Review Overview

Gameplay - 80%
Controls - 80%
Aesthetics - 70%
Content - 85%
Accessibility - 75%
Innovation - 70%

77%

GOOD

Summary : Pic-a-Pix Deluxe worst offense is a utilitarian approach to aesthetics, with retro visuals and sound that divulge an indie pedigree. But look past the superficial and the title provides an affordable route to 300 of these brain-busting puzzles.

User Rating: 4.62 ( 3 votes)

About Robert Allen

With over 35 years of gaming experience, Robert 'DesertEagle' Allen is Tech-Gaming's resident worrier/warrior who spends his days teaching at three colleges and his nights devoted to JRPGs.

5 comments

  1. Waiting for someone to say they’re going to “Pic” it up.

    Seriously, the price is decent. Just wish they allowed for user made puzzles and sharing.

  2. This beats a book of puzzles, pencils, and an eraser. I just don’t need another Picross game right now.
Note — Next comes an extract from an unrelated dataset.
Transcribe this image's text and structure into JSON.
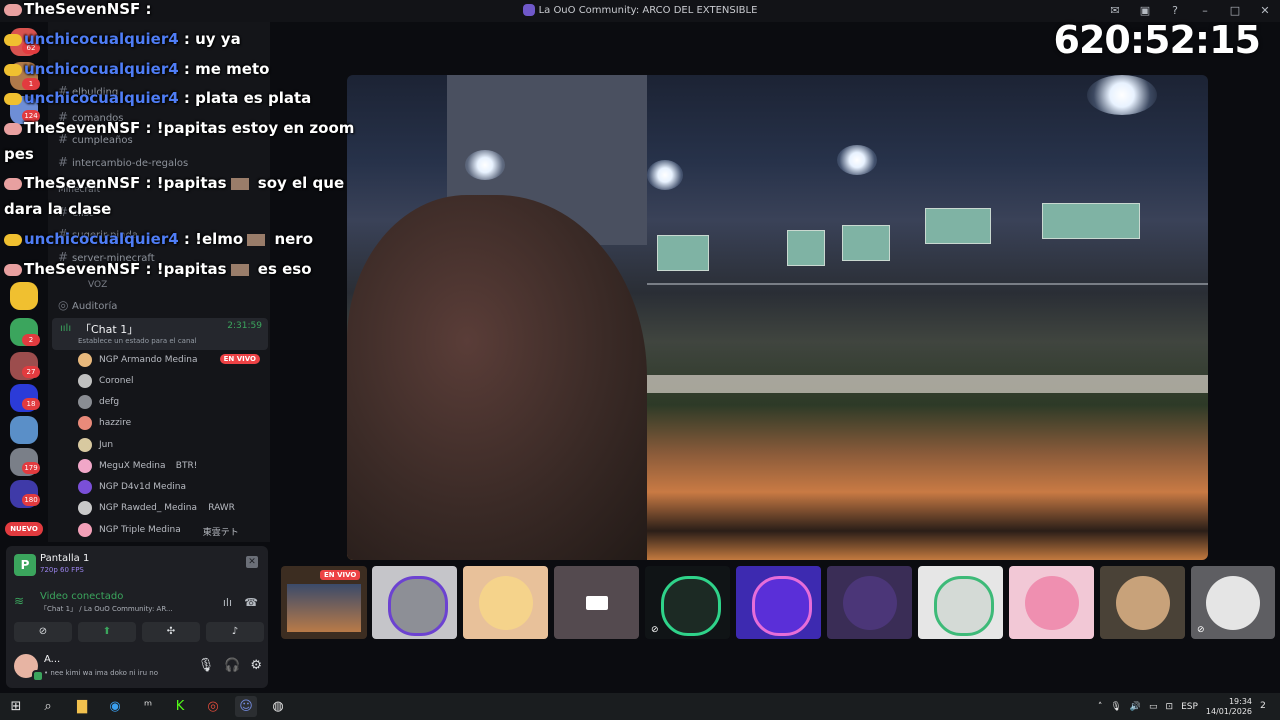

  3. I still have the original Mario Picross. I bought it before it went up in value too much.